[Page and application data records]
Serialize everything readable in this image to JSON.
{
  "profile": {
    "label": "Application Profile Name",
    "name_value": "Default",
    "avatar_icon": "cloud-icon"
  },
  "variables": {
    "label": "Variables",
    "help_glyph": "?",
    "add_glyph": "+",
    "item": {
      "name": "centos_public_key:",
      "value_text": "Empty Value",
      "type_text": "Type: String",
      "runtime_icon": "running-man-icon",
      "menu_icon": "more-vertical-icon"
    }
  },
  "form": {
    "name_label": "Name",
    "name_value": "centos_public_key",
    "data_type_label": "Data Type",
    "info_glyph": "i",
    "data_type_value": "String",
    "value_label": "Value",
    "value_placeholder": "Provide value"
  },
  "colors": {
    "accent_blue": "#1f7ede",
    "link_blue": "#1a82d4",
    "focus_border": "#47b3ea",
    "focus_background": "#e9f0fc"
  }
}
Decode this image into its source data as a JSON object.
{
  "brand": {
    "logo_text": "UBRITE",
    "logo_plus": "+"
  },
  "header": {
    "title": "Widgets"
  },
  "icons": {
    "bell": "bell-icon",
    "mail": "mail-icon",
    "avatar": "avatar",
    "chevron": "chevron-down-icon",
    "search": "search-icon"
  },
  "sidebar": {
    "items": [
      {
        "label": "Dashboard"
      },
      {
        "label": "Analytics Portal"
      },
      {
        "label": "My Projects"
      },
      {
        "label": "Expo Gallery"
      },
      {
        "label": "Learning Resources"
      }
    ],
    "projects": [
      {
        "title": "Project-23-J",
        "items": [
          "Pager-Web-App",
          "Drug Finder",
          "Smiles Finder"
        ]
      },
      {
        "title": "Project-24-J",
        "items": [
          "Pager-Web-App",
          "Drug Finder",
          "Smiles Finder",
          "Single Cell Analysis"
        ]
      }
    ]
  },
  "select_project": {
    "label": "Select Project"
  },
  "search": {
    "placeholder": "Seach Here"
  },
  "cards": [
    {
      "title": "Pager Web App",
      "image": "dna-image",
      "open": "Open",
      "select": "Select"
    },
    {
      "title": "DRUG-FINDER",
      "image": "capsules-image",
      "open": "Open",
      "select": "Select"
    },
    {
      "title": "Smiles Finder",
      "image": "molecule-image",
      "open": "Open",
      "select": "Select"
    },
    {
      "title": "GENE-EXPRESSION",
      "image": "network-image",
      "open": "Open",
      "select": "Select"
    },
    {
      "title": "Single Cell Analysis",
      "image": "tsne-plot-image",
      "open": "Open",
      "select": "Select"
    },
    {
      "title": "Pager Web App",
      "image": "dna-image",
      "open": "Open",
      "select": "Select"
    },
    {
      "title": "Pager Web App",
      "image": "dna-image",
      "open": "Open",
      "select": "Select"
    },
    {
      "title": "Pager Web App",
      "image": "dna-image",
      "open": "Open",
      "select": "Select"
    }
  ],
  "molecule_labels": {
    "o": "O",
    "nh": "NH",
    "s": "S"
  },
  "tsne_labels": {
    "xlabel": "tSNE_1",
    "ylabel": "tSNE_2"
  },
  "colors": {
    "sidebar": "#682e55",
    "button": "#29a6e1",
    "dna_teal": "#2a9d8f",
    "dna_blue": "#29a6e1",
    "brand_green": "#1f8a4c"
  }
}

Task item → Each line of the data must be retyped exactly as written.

Reply to the task →
Serialize everything readable in this image to JSON.
{
  "profile": {
    "label": "Application Profile Name",
    "name_value": "Default",
    "avatar_icon": "cloud-icon"
  },
  "variables": {
    "label": "Variables",
    "help_glyph": "?",
    "add_glyph": "+",
    "item": {
      "name": "centos_public_key:",
      "value_text": "Empty Value",
      "type_text": "Type: String",
      "runtime_icon": "running-man-icon",
      "menu_icon": "more-vertical-icon"
    }
  },
  "form": {
    "name_label": "Name",
    "name_value": "centos_public_key",
    "data_type_label": "Data Type",
    "info_glyph": "i",
    "data_type_value": "String",
    "value_label": "Value",
    "value_placeholder": "Provide value"
  },
  "colors": {
    "accent_blue": "#1f7ede",
    "link_blue": "#1a82d4",
    "focus_border": "#47b3ea",
    "focus_background": "#e9f0fc"
  }
}
Decode this image into its source data as a JSON object.
{
  "brand": {
    "logo_text": "UBRITE",
    "logo_plus": "+"
  },
  "header": {
    "title": "Widgets"
  },
  "icons": {
    "bell": "bell-icon",
    "mail": "mail-icon",
    "avatar": "avatar",
    "chevron": "chevron-down-icon",
    "search": "search-icon"
  },
  "sidebar": {
    "items": [
      {
        "label": "Dashboard"
      },
      {
        "label": "Analytics Portal"
      },
      {
        "label": "My Projects"
      },
      {
        "label": "Expo Gallery"
      },
      {
        "label": "Learning Resources"
      }
    ],
    "projects": [
      {
        "title": "Project-23-J",
        "items": [
          "Pager-Web-App",
          "Drug Finder",
          "Smiles Finder"
        ]
      },
      {
        "title": "Project-24-J",
        "items": [
          "Pager-Web-App",
          "Drug Finder",
          "Smiles Finder",
          "Single Cell Analysis"
        ]
      }
    ]
  },
  "select_project": {
    "label": "Select Project"
  },
  "search": {
    "placeholder": "Seach Here"
  },
  "cards": [
    {
      "title": "Pager Web App",
      "image": "dna-image",
      "open": "Open",
      "select": "Select"
    },
    {
      "title": "DRUG-FINDER",
      "image": "capsules-image",
      "open": "Open",
      "select": "Select"
    },
    {
      "title": "Smiles Finder",
      "image": "molecule-image",
      "open": "Open",
      "select": "Select"
    },
    {
      "title": "GENE-EXPRESSION",
      "image": "network-image",
      "open": "Open",
      "select": "Select"
    },
    {
      "title": "Single Cell Analysis",
      "image": "tsne-plot-image",
      "open": "Open",
      "select": "Select"
    },
    {
      "title": "Pager Web App",
      "image": "dna-image",
      "open": "Open",
      "select": "Select"
    },
    {
      "title": "Pager Web App",
      "image": "dna-image",
      "open": "Open",
      "select": "Select"
    },
    {
      "title": "Pager Web App",
      "image": "dna-image",
      "open": "Open",
      "select": "Select"
    }
  ],
  "molecule_labels": {
    "o": "O",
    "nh": "NH",
    "s": "S"
  },
  "tsne_labels": {
    "xlabel": "tSNE_1",
    "ylabel": "tSNE_2"
  },
  "colors": {
    "sidebar": "#682e55",
    "button": "#29a6e1",
    "dna_teal": "#2a9d8f",
    "dna_blue": "#29a6e1",
    "brand_green": "#1f8a4c"
  }
}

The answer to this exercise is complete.